I’m still gonna try making an “arm” extention that clamps onto the seat tube and projects about 2’ back, then attach my mini cam. I could also easily pad the cam in the event of a upd! At least the lens would be facing forward, so only the back of the cam would be subject to impact. We’ll see how it goes! :sunglasses:

I had already considered that. Sadly the AV connection does not work in Record mode. I began to wonder about ripping it apart to see if I could find a ‘live’ optical output on the board anywhere, then I began to think about how practical it would be to find a monitor suitable, mount it, power it, connect it, and use it whilst riding…

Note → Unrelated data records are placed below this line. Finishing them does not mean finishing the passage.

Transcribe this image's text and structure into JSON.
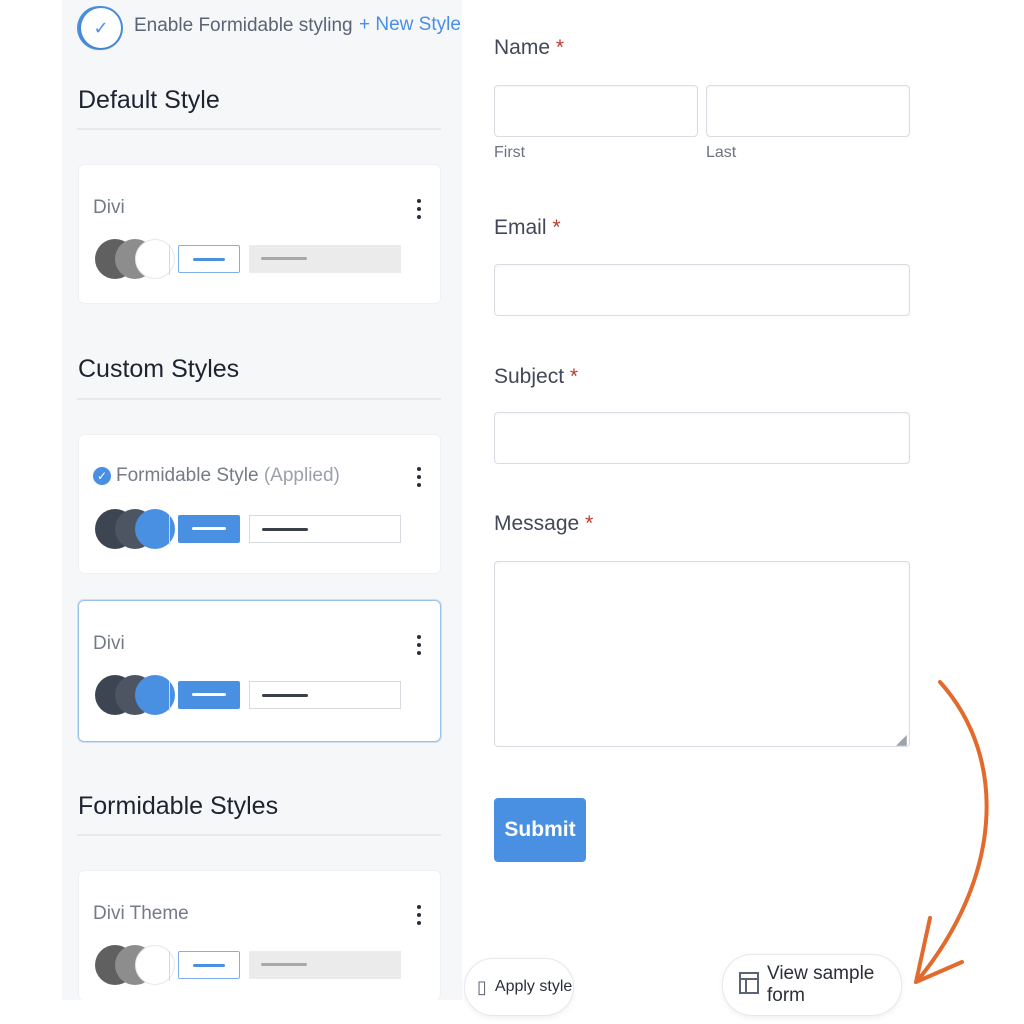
{
  "sidebar": {
    "toggle_label": "Enable Formidable styling",
    "new_style_label": "+ New Style",
    "default_section_title": "Default Style",
    "custom_section_title": "Custom Styles",
    "formidable_section_title": "Formidable Styles",
    "default_card": {
      "name": "Divi"
    },
    "custom_cards": [
      {
        "name": "Formidable Style",
        "status": "(Applied)"
      },
      {
        "name": "Divi"
      }
    ],
    "formidable_card": {
      "name": "Divi Theme"
    }
  },
  "form": {
    "name_label": "Name",
    "first_label": "First",
    "last_label": "Last",
    "email_label": "Email",
    "subject_label": "Subject",
    "message_label": "Message",
    "required_marker": "*",
    "submit_label": "Submit"
  },
  "actions": {
    "apply_style_label": "Apply style",
    "view_sample_label": "View sample form"
  },
  "colors": {
    "accent": "#4a90e2",
    "arrow": "#e26a2c"
  }
}
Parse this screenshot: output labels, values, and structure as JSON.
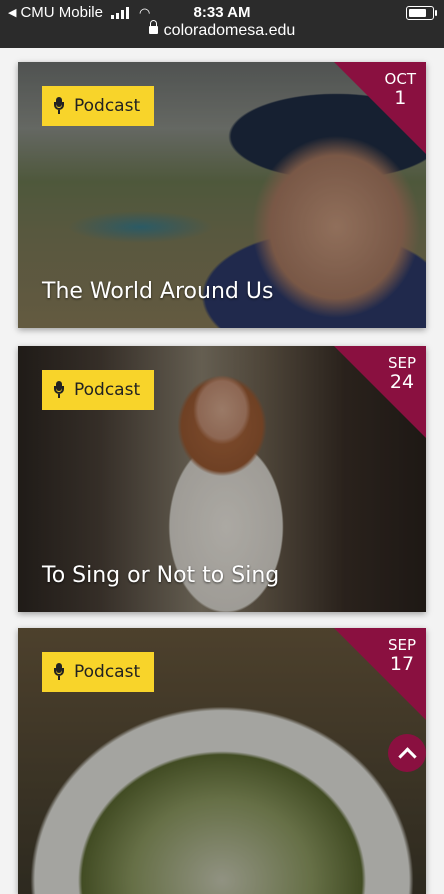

Sounds interesting if nothing else. I’d love to see both footage from it, as well as a photo of it. Keep us updated.


Gonna try to make it with some aluminum and other light-weight materials, then try it out tomorrow!:p:p:p

I dont think a frame mounted camera would be that bumpy at all, Unis are too slow to get the super high speed vibration that bikes do.

Dan Heaton did a shot like this in the beginning of Defect, I think with Mike Clark doing a crankflip down a set. I could be wrong about it being Mike, but check out that shot. The only point that it becomes shaky is when he actually leaves the unicycle, so there’s not much mass to absorb most of the shock. I could see it being maybe slightly shaky doing Muni, but I think it would still make some awesome shots.